TASK DIRECTIONS - Reproduce the listing that follows character for character, excluding its pictures.

EXTRACTED ENTRIES -
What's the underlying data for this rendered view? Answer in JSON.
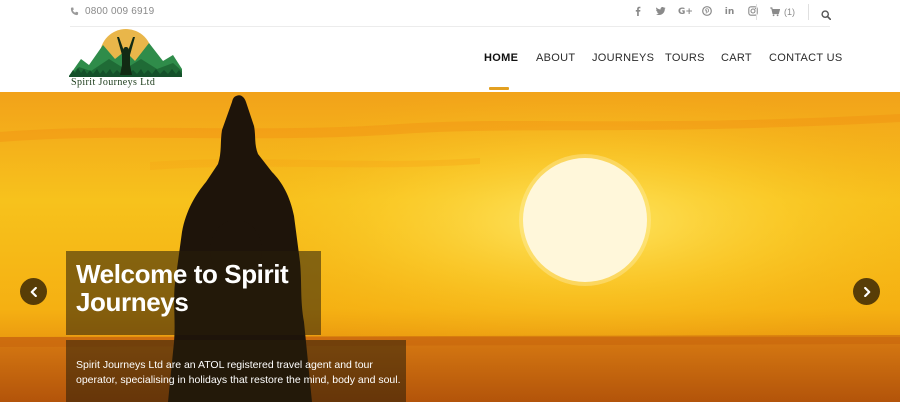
{
  "topbar": {
    "phone": "0800 009 6919",
    "socials": [
      "facebook-icon",
      "twitter-icon",
      "google-plus-icon",
      "pinterest-icon",
      "linkedin-icon",
      "instagram-icon"
    ],
    "cart_count": "(1)"
  },
  "logo": {
    "text": "Spirit Journeys Ltd"
  },
  "nav": {
    "items": [
      {
        "label": "HOME",
        "active": true
      },
      {
        "label": "ABOUT"
      },
      {
        "label": "JOURNEYS"
      },
      {
        "label": "TOURS"
      },
      {
        "label": "CART"
      },
      {
        "label": "CONTACT US"
      }
    ]
  },
  "hero": {
    "title": "Welcome to Spirit Journeys",
    "description": "Spirit Journeys Ltd are an ATOL registered travel agent and tour operator, specialising in holidays that restore the mind, body and soul."
  },
  "colors": {
    "accent": "#e3a020",
    "nav_text": "#2b2b2b",
    "muted": "#8a8a8a"
  }
}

RESPONSE TO THE EXERCISE -
What's the underlying data for this rendered view? Answer in JSON.
{
  "topbar": {
    "phone": "0800 009 6919",
    "socials": [
      "facebook-icon",
      "twitter-icon",
      "google-plus-icon",
      "pinterest-icon",
      "linkedin-icon",
      "instagram-icon"
    ],
    "cart_count": "(1)"
  },
  "logo": {
    "text": "Spirit Journeys Ltd"
  },
  "nav": {
    "items": [
      {
        "label": "HOME",
        "active": true
      },
      {
        "label": "ABOUT"
      },
      {
        "label": "JOURNEYS"
      },
      {
        "label": "TOURS"
      },
      {
        "label": "CART"
      },
      {
        "label": "CONTACT US"
      }
    ]
  },
  "hero": {
    "title": "Welcome to Spirit Journeys",
    "description": "Spirit Journeys Ltd are an ATOL registered travel agent and tour operator, specialising in holidays that restore the mind, body and soul."
  },
  "colors": {
    "accent": "#e3a020",
    "nav_text": "#2b2b2b",
    "muted": "#8a8a8a"
  }
}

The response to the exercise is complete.